(Dataset rows for apps and sites)

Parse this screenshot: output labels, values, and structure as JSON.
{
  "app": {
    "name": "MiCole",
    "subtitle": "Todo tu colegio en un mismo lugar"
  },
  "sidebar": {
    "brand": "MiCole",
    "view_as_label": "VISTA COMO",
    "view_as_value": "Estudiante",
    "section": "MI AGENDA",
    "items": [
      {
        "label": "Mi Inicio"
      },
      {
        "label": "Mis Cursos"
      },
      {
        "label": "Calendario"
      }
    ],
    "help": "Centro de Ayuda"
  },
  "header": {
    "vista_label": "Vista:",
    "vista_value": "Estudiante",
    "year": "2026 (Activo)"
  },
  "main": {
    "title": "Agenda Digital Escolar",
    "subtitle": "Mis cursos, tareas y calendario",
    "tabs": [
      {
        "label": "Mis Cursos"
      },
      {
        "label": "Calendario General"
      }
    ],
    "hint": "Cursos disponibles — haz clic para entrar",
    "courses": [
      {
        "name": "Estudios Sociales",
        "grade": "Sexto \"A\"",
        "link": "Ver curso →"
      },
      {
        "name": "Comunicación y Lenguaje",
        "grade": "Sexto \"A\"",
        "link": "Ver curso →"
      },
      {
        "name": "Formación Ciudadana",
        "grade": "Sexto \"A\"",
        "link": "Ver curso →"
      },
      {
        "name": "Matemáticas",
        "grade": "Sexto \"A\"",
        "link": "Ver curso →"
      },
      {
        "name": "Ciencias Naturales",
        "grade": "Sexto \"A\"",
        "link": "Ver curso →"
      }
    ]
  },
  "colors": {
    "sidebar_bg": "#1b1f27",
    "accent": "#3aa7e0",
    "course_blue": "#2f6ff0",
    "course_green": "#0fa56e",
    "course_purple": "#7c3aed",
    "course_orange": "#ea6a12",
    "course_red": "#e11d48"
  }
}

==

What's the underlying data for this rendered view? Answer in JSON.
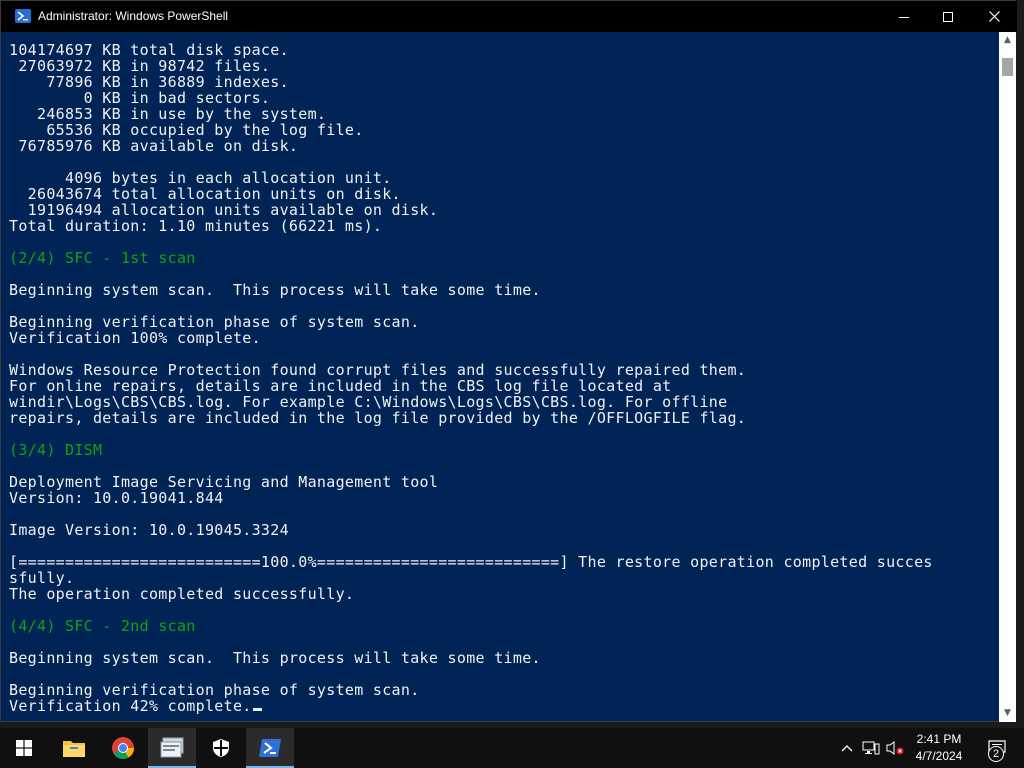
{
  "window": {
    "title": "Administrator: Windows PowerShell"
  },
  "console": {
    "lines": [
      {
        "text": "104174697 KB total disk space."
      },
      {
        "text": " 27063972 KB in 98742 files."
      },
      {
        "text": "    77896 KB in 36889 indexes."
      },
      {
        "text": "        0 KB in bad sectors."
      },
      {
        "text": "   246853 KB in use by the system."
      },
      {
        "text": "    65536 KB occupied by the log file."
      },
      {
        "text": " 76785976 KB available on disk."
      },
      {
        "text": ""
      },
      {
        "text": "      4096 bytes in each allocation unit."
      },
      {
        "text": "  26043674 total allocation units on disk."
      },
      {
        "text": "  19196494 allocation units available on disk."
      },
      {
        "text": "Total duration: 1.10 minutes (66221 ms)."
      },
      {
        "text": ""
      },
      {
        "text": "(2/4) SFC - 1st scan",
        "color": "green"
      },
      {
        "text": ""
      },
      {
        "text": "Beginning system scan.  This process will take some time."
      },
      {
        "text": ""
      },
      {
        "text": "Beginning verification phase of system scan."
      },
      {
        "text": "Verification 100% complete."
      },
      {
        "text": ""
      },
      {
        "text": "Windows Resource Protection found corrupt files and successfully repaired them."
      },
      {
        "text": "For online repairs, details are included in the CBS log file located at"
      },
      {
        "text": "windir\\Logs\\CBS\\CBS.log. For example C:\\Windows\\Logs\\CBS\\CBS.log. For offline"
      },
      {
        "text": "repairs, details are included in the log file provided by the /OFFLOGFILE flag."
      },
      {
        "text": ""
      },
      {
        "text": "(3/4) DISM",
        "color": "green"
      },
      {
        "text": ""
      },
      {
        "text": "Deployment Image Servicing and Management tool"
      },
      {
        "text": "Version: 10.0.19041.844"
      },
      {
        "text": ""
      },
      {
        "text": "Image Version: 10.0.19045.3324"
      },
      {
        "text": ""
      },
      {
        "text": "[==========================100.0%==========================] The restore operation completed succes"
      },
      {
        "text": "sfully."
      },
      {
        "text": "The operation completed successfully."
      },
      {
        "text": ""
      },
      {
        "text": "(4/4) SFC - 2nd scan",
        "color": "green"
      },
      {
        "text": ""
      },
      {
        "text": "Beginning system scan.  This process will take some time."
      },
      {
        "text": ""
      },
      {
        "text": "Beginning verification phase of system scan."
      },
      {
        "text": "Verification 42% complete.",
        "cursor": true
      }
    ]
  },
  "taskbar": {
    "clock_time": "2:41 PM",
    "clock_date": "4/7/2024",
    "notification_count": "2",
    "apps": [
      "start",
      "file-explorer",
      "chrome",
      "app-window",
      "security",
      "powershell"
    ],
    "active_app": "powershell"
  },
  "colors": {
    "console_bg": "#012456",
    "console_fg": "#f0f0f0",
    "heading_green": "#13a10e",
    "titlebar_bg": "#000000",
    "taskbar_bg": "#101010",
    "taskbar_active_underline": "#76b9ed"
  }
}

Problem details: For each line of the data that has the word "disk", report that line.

Exercise answer:
        "text": "104174697 KB total disk space."
        "text": " 76785976 KB available on disk."
        "text": "  26043674 total allocation units on disk."
        "text": "  19196494 allocation units available on disk."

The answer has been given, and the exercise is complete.